“The History of the Concept of Motivation.” Journal of the History of the Behavioral Sciences 17 (January 1981): 48–53.
Thirty years ago, a prime article of faith for psychological science was that all behavior is motivated. Today, discussions concerning the exact meaning of that statement have led some psychologists to wonder whether behavior may be partly or even entirely unmotivated. To Prof. Cofer, this pendulum movement characterizes the general history of the concept of motivation. His article traces the development of this concept from Hobbes to current cognitive formulations.
In his system, Thomas Hobbes (1588–1679) proposed that we choose what will give us pleasure and avoid what will give us pain. This mechanism for explaining approach and avoidance was rooted in incipient movements that he called “endeavors,” what we would call associations. Motivation, in the form of the hedonic or pleasure principle, thus, entered early into a deterministic account of conduct, and it together with association has remained, in some form, a critical feature of theories of motivation and learning.
The hedonic principle was used to deal with mental habits. Drive concepts, on the other hand, had their origins in biology, rather than in philosophy. They were rooted in the notion of the reflex and the related idea of instincts. Originating in Descartes' Traité de l'Homme (1662), the notion of the reflex response placed the organism under external stimulus control. The idea that all behavior is elicited by external stimulation is a concept central to the tropism, as described by Jacques Loeb. Reflex and tropistic notions underlie John B. Watson's significant statement of the goals of psychology: given a response to know its stimulus; given a stimulus to know its response.
Accounts of behavior in terms of reflexes and tropisms (Descartes, Jacques Loeb, John B. Watson) ran into difficulties of two kinds.

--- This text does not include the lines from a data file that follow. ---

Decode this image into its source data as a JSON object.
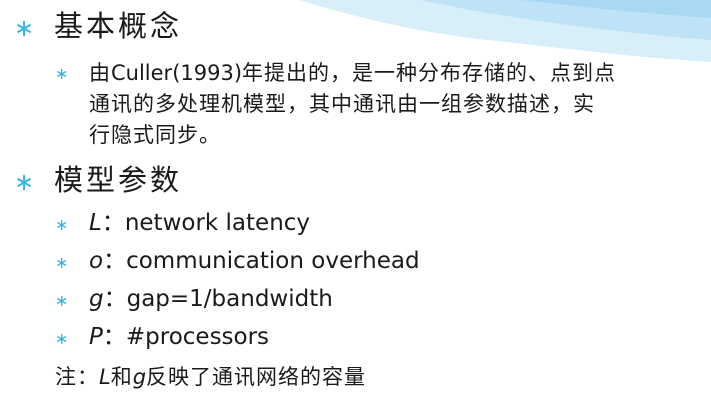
{
  "sections": [
    {
      "heading": "基本概念",
      "paragraph": {
        "prefix": "由",
        "name": "Culler(1993)",
        "line1_rest": "年提出的，是一种分布存储的、点到点",
        "line2": "通讯的多处理机模型，其中通讯由一组参数描述，实",
        "line3": "行隐式同步。"
      }
    },
    {
      "heading": "模型参数",
      "params": [
        {
          "symbol": "L",
          "sep": "：",
          "text": "network latency"
        },
        {
          "symbol": "o",
          "sep": "：",
          "text": "communication overhead"
        },
        {
          "symbol": "g",
          "sep": "：",
          "text": "gap=1/bandwidth"
        },
        {
          "symbol": "P",
          "sep": "：",
          "text": "#processors"
        }
      ]
    }
  ],
  "note": {
    "label": "注：",
    "sym1": "L",
    "mid": "和",
    "sym2": "g",
    "rest": "反映了通讯网络的容量"
  },
  "bullet_glyph": "∗",
  "colors": {
    "bullet": "#35b4e6",
    "wave_light": "#d8eef9",
    "wave_mid": "#a9d9f2",
    "text": "#1a1a1a"
  }
}
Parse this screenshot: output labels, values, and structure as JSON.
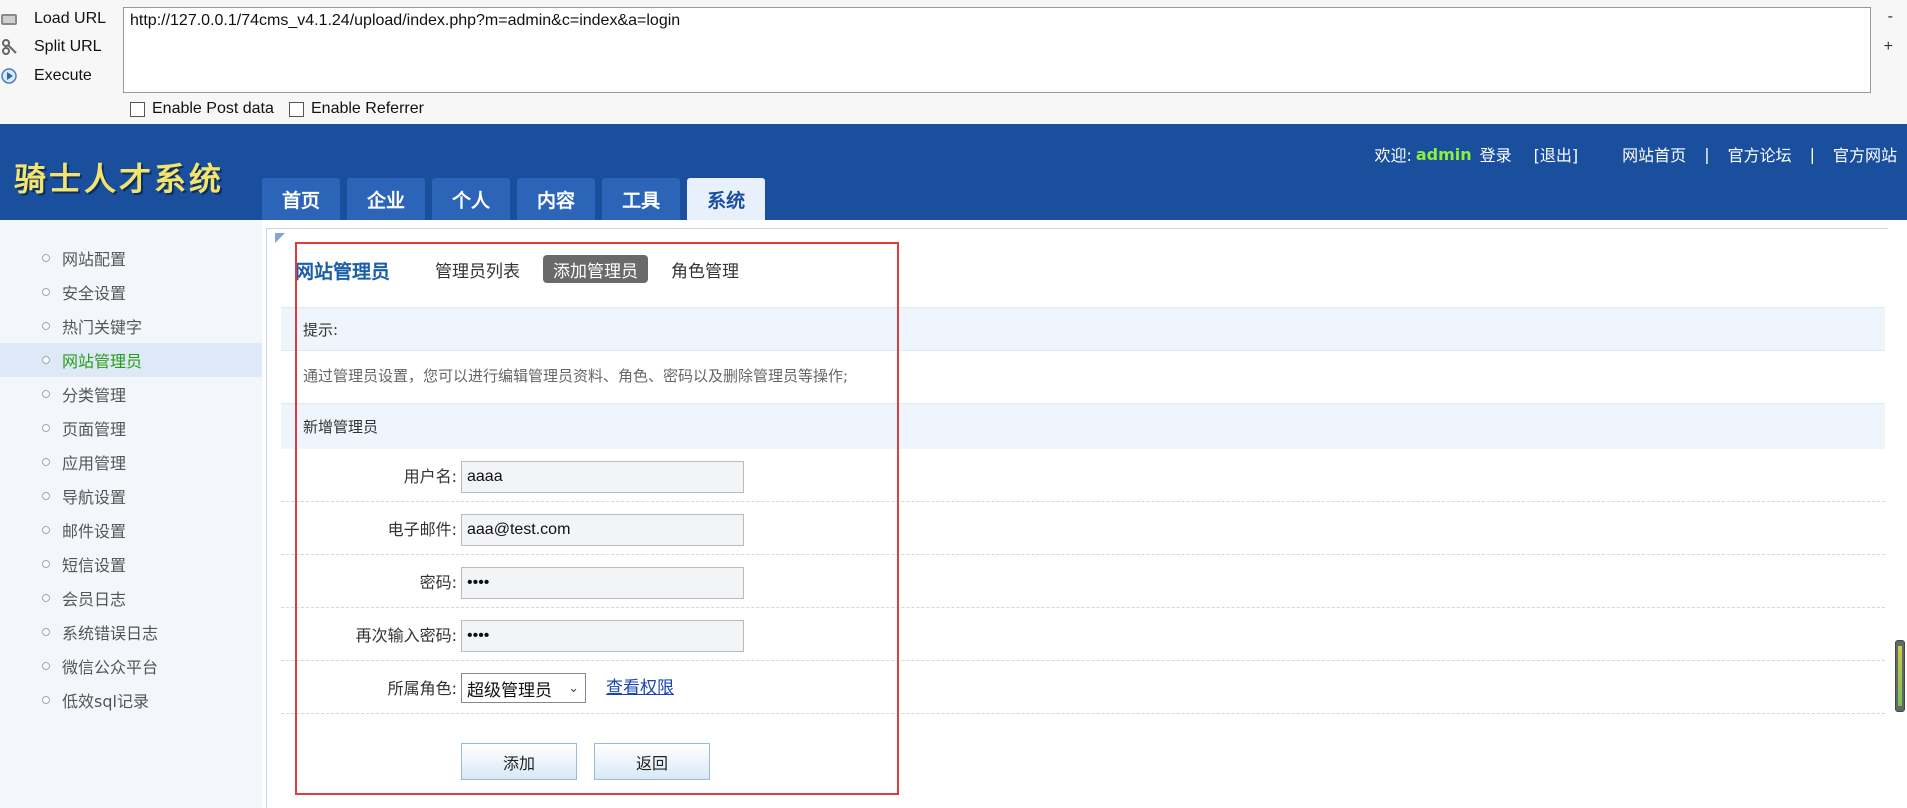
{
  "hackbar": {
    "buttons": [
      {
        "label": "Load URL",
        "icon": "load-url-icon"
      },
      {
        "label": "Split URL",
        "icon": "split-url-icon"
      },
      {
        "label": "Execute",
        "icon": "execute-icon"
      }
    ],
    "url": "http://127.0.0.1/74cms_v4.1.24/upload/index.php?m=admin&c=index&a=login",
    "side_minus": "-",
    "side_plus": "+",
    "enable_post": "Enable Post data",
    "enable_referrer": "Enable Referrer"
  },
  "header": {
    "logo": "骑士人才系统",
    "welcome": "欢迎:",
    "username": "admin",
    "login": "登录",
    "logout": "[退出]",
    "home": "网站首页",
    "sep": "|",
    "forum": "官方论坛",
    "official": "官方网站",
    "tabs": [
      "首页",
      "企业",
      "个人",
      "内容",
      "工具",
      "系统"
    ],
    "active_tab": "系统"
  },
  "sidebar": {
    "items": [
      "网站配置",
      "安全设置",
      "热门关键字",
      "网站管理员",
      "分类管理",
      "页面管理",
      "应用管理",
      "导航设置",
      "邮件设置",
      "短信设置",
      "会员日志",
      "系统错误日志",
      "微信公众平台",
      "低效sql记录"
    ],
    "active": "网站管理员"
  },
  "main": {
    "title": "网站管理员",
    "subtabs": [
      "管理员列表",
      "添加管理员",
      "角色管理"
    ],
    "active_subtab": "添加管理员",
    "hint_label": "提示:",
    "hint_text": "通过管理员设置，您可以进行编辑管理员资料、角色、密码以及删除管理员等操作;",
    "section_title": "新增管理员",
    "form": {
      "username_label": "用户名:",
      "username_value": "aaaa",
      "email_label": "电子邮件:",
      "email_value": "aaa@test.com",
      "password_label": "密码:",
      "password_value": "aaaa",
      "password2_label": "再次输入密码:",
      "password2_value": "aaaa",
      "role_label": "所属角色:",
      "role_value": "超级管理员",
      "perm_link": "查看权限"
    },
    "add_button": "添加",
    "back_button": "返回"
  },
  "colors": {
    "header_bg": "#1a4f9e",
    "logo": "#f2e46d",
    "username": "#8df03b",
    "active_sidebar_text": "#2a9a17",
    "highlight_box": "#e23b3b"
  }
}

First of all, neither animals nor people respond invariably to repetitions of the same stimulus in the same way. In addition to variability, the problem of spontaneity also arose. People and animals move about even when there seem to be no reflexive coordinations involved.

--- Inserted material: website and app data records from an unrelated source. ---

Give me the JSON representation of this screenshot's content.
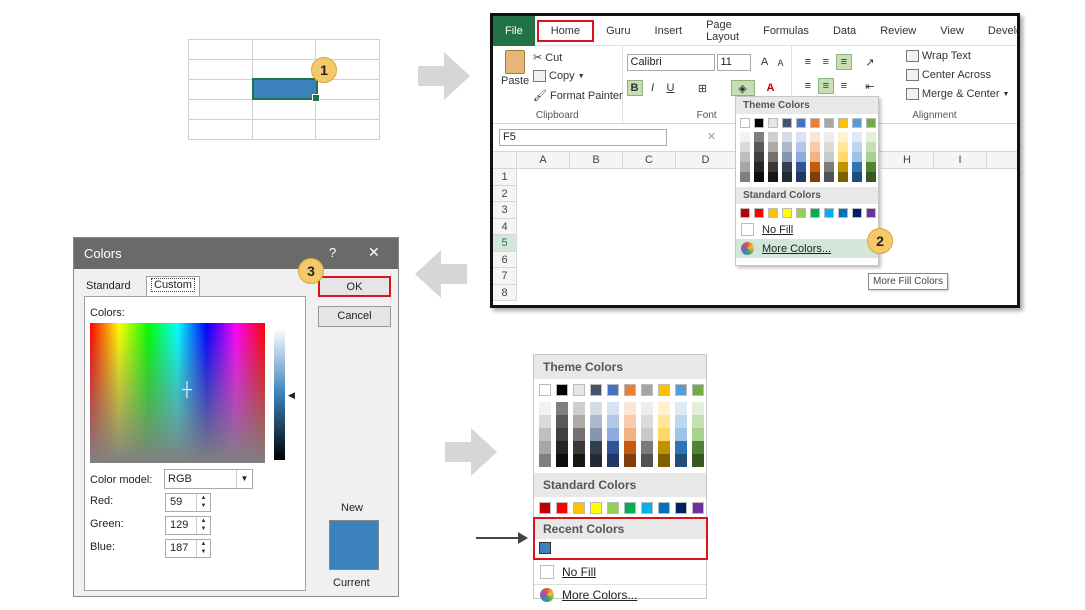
{
  "badges": [
    "1",
    "2",
    "3"
  ],
  "excel": {
    "tabs": [
      "File",
      "Home",
      "Guru",
      "Insert",
      "Page Layout",
      "Formulas",
      "Data",
      "Review",
      "View",
      "Develo"
    ],
    "clipboard": {
      "paste": "Paste",
      "cut": "Cut",
      "copy": "Copy",
      "format_painter": "Format Painter",
      "label": "Clipboard"
    },
    "font": {
      "name": "Calibri",
      "size": "11",
      "bold": "B",
      "italic": "I",
      "underline": "U",
      "label": "Font"
    },
    "alignment": {
      "wrap": "Wrap Text",
      "center_across": "Center Across",
      "merge": "Merge & Center",
      "label": "Alignment"
    },
    "name_box": "F5",
    "columns": [
      "A",
      "B",
      "C",
      "D",
      "H",
      "I"
    ],
    "rows": [
      "1",
      "2",
      "3",
      "4",
      "5",
      "6",
      "7",
      "8"
    ]
  },
  "dropdown": {
    "theme_header": "Theme Colors",
    "standard_header": "Standard Colors",
    "recent_header": "Recent Colors",
    "no_fill": "No Fill",
    "more_colors": "More Colors...",
    "tooltip": "More Fill Colors",
    "theme_top": [
      "#ffffff",
      "#000000",
      "#e7e6e6",
      "#44546a",
      "#4472c4",
      "#ed7d31",
      "#a5a5a5",
      "#ffc000",
      "#5b9bd5",
      "#70ad47"
    ],
    "theme_tints": [
      [
        "#f2f2f2",
        "#d9d9d9",
        "#bfbfbf",
        "#a6a6a6",
        "#808080"
      ],
      [
        "#7f7f7f",
        "#595959",
        "#404040",
        "#262626",
        "#0d0d0d"
      ],
      [
        "#d0cece",
        "#aeaaaa",
        "#757171",
        "#3a3838",
        "#171616"
      ],
      [
        "#d6dce4",
        "#adb9ca",
        "#8497b0",
        "#333f4f",
        "#222a35"
      ],
      [
        "#d9e2f3",
        "#b4c7e7",
        "#8faadc",
        "#2f5597",
        "#203864"
      ],
      [
        "#fbe5d6",
        "#f8cbad",
        "#f4b183",
        "#c55a11",
        "#843c0c"
      ],
      [
        "#ededed",
        "#dbdbdb",
        "#c9c9c9",
        "#7b7b7b",
        "#525252"
      ],
      [
        "#fff2cc",
        "#ffe699",
        "#ffd966",
        "#bf9000",
        "#7f6000"
      ],
      [
        "#deebf7",
        "#bdd7ee",
        "#9dc3e6",
        "#2e75b6",
        "#1f4e79"
      ],
      [
        "#e2f0d9",
        "#c5e0b4",
        "#a9d18e",
        "#548235",
        "#385723"
      ]
    ],
    "standard": [
      "#c00000",
      "#ff0000",
      "#ffc000",
      "#ffff00",
      "#92d050",
      "#00b050",
      "#00b0f0",
      "#0070c0",
      "#002060",
      "#7030a0"
    ],
    "recent": [
      "#3b81bb"
    ]
  },
  "dialog": {
    "title": "Colors",
    "help": "?",
    "close": "✕",
    "tab_standard": "Standard",
    "tab_custom": "Custom",
    "ok": "OK",
    "cancel": "Cancel",
    "colors_label": "Colors:",
    "model_label": "Color model:",
    "model_value": "RGB",
    "red_label": "Red:",
    "green_label": "Green:",
    "blue_label": "Blue:",
    "red": "59",
    "green": "129",
    "blue": "187",
    "new_label": "New",
    "current_label": "Current",
    "new_color": "#3b81bb"
  }
}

These difficulties gave rise to two separate theories to account for them: Robert Woodworth's concepts of consummatory vs. preparatory drive behavior and Sigmund Freud's theories concerning the accumulation and discharge of psychic energy. Since they form part of the associationistic and hedonic tradition, both schemas reflect an essentially passive view of the human being.
Nonetheless, in the last two decades, much of psychology seems to be turning toward a greater emphasis on cognitive processes and a more active view of human motivation. Cognitive theory has reintroduced consciousness into psychological discussion, as well as the notion of an active agent who directs his activities, devises strategies to carry them out, and who, in general, thinks. In introducing the idea of plans, Miller, Galanter, and Pribram have pointed to value and evaluation as essential to deciding which plan to execute or the choice to continue or to discontinue executing a plan.
Cognitive theory tends to imply rationality and its motivational terms have a rather “cool” connotation. Prof. Cofer wonders where, in cognitive theory, are the strong urges and the “hot” emotions that have been central to thinking about motivation for so long. Cofer does not know the answer to his question but believes it must be answered if the pendulum cycle between rationality and irrationality in motivation theory is to be stopped. Freud's great achievement lies in his uncovering of the irrational side of the human organism. Cofer suggests that the cognitive theorist may once again be faced with the question, “why does the rational human ever behave irrationally?”